PASS Summit 2016 was a week ago, and I’ve tried (unsuccessfully) to put my thoughts into words. I’ve read many excellent blog posts about the conference and I wholly agree with them all, but I wanted to articulate my feelings in a blog post of my own. PASS Summit 2016 was my third Summit on paper, but was more like my first in reality. The previous two times, I went to the sessions, spent time on the exhibition floor, ate my lunch with other attendees and then I went back to my hotel to read up, do research, work or just watch TV.
Story time again. This tuesday I was to create a set of import packages in SQL Server Integration Services (SSIS) to automate data loading from a couple of my customers’ storage systems. Said data comes in the shape of several text files - some delimited, some fixed length, all of varying size and shape. Anyone who’s worked with SSIS know how “fun” it is to click-click-click your way through the incomprehensibly boring GUI - a GUI that does NOT lend itself to any efficient work at all. We had been struggling with this for a couple of days before summer already, but the data format has changed and it’s basically the same amount of work to just redo the whole thing again from scratch than to try to edit all the tiny details in all the gazillion boxes everywhere.
I’ve just stepped on the train from Gothenburg and SQL Saturday #536, where I had the honor of giving a talk about consolidation with SQL Server 2016. This SQL Saturday was organized by Mikael Wedham, a very friendly and exceedingly knowledgeable Swede. He had managed quite an amazing lineup with speakers this year: John Q. Martin, Erland Sommarskog, Mark Broadbent and Cathrine Wilhelmsen just to mention a few. As events go, this one was a small-to-mid-sized event. I think I heard Mikael say that about 90 were registered and about 15-20 were no-shows. I’m sorry to see so many no-shows, especially as this is an all-volunteer event all around, but then I was very happy to see everybody else that DID show up and make the event spectacular.
A large part of my work as a consultant is giving presentations and teaching stuff. I’ve been doing presenting and teaching since 2000 and I feel fairly good at it. When I started out I was young and inexperienced, something I compensated for with a huge ego instead. Needless to say, I had … mixed results. Thankfully I’m a quick learner and dialed back the ego and increased the use of my ears to a level where I consistently managed to get both my points across and get good scores. I had my own company in parallel with my normal job at the University and taught for a company called Learning Tree.
Things are slowly getting back to normal after the sudden passing a few weeks ago. Sure, it was “only” a cat, but as me and my wife don’t have any kids (and have no intention of getting any either), the cats are our kids. Anyhow, I’ve updated the blog a bit to make it more useful to myself. I’m using Feedly on my iPad for RSS aggregation, and I had the bright idea the other day to do the same on the blog as I don’t always carry my iPad around.
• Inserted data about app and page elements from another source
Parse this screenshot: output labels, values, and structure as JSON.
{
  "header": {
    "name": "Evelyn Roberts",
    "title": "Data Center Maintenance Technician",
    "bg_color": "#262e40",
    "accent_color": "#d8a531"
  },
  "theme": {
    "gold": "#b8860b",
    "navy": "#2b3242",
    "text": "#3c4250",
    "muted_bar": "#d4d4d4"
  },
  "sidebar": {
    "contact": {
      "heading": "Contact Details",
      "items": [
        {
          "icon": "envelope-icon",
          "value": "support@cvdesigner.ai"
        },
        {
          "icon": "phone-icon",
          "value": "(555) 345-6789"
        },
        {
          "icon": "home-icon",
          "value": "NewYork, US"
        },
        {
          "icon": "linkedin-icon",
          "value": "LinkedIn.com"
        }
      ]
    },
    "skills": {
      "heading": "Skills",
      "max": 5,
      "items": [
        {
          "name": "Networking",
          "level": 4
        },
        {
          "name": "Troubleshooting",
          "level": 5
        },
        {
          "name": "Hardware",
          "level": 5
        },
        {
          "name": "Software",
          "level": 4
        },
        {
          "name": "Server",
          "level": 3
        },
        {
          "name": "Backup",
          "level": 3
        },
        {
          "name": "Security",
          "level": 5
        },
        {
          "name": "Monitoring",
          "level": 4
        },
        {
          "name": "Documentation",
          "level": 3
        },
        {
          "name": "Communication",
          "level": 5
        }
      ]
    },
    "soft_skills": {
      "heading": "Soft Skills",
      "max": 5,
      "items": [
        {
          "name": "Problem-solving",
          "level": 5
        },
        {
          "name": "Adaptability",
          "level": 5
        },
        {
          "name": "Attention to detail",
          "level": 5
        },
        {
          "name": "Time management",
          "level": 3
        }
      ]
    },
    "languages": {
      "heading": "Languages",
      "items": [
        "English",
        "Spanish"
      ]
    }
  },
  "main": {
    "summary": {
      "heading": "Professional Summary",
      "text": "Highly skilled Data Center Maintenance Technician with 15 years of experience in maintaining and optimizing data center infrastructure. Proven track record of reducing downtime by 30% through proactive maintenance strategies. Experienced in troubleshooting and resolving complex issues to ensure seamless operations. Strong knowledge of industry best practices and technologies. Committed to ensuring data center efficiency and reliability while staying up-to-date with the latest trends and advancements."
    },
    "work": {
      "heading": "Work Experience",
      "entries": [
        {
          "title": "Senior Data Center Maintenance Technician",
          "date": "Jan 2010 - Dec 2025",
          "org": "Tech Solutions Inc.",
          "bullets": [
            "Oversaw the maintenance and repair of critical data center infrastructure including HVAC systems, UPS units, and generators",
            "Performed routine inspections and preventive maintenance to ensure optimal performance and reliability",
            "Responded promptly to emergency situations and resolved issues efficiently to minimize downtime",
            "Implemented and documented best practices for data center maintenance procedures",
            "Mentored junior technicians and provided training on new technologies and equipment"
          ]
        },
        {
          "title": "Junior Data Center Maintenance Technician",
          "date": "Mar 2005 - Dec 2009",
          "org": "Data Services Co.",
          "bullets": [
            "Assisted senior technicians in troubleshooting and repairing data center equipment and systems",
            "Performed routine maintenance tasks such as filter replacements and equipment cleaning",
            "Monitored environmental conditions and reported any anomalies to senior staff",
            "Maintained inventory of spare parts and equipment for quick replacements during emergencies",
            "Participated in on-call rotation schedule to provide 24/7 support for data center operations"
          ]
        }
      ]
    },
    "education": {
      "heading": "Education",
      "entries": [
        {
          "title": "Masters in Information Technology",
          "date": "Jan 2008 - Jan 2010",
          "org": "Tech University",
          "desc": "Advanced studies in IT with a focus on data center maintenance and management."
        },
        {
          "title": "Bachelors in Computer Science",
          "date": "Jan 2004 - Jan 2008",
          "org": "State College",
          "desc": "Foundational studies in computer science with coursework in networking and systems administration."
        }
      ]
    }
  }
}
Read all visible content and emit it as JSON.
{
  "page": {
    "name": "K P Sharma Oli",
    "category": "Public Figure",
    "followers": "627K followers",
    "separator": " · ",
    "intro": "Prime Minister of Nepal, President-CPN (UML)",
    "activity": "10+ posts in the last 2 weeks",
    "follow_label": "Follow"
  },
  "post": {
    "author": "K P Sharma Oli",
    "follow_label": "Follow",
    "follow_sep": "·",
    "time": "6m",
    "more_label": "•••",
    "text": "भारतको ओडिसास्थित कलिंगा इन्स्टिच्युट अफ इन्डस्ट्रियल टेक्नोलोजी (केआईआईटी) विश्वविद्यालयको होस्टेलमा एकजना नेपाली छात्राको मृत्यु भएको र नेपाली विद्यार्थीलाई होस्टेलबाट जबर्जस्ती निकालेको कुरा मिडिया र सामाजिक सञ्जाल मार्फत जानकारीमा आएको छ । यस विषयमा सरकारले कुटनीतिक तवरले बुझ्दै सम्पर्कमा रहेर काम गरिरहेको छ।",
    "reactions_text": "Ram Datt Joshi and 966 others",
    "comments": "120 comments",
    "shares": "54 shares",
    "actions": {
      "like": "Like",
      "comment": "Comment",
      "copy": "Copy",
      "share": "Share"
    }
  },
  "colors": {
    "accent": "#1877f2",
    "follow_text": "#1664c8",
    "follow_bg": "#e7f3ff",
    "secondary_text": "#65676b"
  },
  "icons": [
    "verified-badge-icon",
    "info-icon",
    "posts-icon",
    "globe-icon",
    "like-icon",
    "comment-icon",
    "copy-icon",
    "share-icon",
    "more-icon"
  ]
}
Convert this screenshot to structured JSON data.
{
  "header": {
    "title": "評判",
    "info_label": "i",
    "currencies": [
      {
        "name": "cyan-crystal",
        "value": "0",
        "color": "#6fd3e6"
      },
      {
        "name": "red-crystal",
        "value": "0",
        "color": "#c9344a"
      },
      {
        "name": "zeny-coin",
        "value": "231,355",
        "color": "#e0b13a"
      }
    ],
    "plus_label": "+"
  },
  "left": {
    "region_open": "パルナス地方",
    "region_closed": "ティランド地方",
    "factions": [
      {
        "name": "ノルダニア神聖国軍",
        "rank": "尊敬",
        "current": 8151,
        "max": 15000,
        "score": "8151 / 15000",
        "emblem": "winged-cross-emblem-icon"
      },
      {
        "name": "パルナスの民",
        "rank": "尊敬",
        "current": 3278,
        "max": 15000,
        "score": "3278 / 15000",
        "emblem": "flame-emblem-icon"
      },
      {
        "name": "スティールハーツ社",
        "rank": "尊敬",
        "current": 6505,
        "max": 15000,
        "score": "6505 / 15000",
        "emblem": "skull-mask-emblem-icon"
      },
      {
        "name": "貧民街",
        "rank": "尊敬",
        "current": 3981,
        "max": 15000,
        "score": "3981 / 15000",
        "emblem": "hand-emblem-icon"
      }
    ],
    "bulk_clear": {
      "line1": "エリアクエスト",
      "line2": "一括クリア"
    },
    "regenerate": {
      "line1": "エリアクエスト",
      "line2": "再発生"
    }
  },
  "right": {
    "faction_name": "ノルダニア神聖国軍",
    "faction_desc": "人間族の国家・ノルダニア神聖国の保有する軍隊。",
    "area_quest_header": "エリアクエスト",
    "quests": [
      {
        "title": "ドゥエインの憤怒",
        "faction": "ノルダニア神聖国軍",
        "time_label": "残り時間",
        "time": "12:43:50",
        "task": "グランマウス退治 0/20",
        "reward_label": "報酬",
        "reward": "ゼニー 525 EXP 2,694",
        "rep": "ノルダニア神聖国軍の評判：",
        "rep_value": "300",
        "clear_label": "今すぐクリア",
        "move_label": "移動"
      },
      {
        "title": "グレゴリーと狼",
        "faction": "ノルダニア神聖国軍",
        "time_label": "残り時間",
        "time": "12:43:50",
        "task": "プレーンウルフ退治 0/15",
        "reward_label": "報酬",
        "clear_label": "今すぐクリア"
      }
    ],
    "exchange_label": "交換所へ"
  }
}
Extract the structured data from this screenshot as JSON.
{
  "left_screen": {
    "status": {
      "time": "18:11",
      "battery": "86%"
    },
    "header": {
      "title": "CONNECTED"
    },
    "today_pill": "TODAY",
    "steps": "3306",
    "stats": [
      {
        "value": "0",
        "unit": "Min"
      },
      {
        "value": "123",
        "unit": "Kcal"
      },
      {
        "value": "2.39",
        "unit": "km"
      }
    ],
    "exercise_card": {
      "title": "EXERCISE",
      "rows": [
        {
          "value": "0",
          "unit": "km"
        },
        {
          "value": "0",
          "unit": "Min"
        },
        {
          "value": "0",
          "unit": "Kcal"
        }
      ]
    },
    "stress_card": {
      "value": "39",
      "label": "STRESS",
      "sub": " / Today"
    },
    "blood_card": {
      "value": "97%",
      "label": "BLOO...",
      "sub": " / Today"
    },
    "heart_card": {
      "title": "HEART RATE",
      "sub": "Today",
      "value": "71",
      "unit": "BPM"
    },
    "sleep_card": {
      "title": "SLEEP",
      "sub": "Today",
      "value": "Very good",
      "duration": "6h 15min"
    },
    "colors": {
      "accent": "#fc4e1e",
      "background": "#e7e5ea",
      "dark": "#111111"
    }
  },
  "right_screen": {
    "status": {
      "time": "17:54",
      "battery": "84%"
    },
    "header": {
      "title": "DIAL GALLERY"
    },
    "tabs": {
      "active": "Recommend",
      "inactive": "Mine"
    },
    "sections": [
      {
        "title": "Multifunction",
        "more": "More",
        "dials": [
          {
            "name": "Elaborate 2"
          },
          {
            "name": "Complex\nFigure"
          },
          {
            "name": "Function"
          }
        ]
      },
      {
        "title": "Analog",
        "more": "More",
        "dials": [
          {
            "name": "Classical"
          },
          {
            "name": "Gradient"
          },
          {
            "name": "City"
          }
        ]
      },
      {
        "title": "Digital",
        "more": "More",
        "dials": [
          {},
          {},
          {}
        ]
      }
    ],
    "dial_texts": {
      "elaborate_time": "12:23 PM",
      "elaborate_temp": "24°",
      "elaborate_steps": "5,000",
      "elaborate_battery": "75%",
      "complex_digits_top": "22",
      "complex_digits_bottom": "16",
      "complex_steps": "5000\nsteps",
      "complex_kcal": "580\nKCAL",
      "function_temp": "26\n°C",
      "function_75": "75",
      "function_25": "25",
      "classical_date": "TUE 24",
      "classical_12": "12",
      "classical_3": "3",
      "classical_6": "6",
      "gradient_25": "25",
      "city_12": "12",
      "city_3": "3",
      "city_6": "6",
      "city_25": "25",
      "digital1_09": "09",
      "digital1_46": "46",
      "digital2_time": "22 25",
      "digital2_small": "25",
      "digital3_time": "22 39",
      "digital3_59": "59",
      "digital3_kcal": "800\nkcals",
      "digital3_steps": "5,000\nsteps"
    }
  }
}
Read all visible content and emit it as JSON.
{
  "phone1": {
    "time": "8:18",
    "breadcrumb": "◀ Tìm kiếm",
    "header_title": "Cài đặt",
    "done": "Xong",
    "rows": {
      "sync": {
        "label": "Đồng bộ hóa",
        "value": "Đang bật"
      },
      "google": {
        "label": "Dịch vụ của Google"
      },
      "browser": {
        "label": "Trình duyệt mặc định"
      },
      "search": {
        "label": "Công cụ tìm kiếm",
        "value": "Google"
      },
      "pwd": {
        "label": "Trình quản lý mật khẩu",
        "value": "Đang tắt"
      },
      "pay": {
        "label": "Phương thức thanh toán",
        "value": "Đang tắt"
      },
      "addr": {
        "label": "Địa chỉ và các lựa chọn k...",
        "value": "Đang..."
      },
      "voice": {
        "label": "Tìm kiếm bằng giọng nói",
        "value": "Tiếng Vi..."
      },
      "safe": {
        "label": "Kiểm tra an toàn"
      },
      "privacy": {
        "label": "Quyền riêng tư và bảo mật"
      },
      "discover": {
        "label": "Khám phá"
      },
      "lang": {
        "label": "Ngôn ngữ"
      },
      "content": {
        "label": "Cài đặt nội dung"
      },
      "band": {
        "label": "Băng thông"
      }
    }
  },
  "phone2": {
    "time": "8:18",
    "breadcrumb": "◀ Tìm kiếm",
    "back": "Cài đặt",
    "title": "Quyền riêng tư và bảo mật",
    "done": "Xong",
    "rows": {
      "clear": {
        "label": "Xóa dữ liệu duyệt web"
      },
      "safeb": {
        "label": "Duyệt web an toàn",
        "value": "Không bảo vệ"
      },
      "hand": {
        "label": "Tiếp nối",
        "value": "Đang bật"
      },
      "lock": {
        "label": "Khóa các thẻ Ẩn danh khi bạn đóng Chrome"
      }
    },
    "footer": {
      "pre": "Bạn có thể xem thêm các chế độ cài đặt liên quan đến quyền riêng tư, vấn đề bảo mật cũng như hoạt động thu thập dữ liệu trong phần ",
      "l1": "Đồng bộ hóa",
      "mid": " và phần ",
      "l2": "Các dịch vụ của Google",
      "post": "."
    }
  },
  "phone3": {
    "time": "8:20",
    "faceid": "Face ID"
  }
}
Said and done, and there is a new link at the top for the aggregation page.
I’ve been absent from the blog for a while. This has several reasons, ranging from work, to lots of things to do outside work and what I’d like to take a moment to talk about today – the death of one of my cats. I got Salsa, as she was called, back in May of 2001 when she was about 8-9 weeks old. She and her sister Tesla (along with a couple of other kittens) were born on March 15th, 2001. Straight from the get-go it was obvious that they were very different from each other – most likely due to different fathers.
Three amigos joined me for a cluster installation the other day. Neither of them was very friendly, so I decided to call them all out in one place in order for others to steer clear. The opinionated folder Using mount point folders is a great idea for neatness and to avoid having a gazillion drive letters in play. It is also a great idea to review the best practices for SQL Server clusters on mount point folders, as there are a few gotchas. This blog post lays it all out. If you fail to set up the correct permissions, funky stuff will ensue.
I had a case the other day where the customer called and told me that he had a bit of a performance problem. Well, I’ve heard that a few times over the years, and asked him to elaborate. He sent me a screenshot of SolarWinds Database Performance Analyzer and, well, it kind of points the finger to one thing: Um. Yeah. The ASYNC_NETWORK_IO thing. It kind of … sticks out. Okay, so how to tackle this then? We know what waits are happening, but where do we go from here? Well, It’s time to find out exactly what is generating said waits.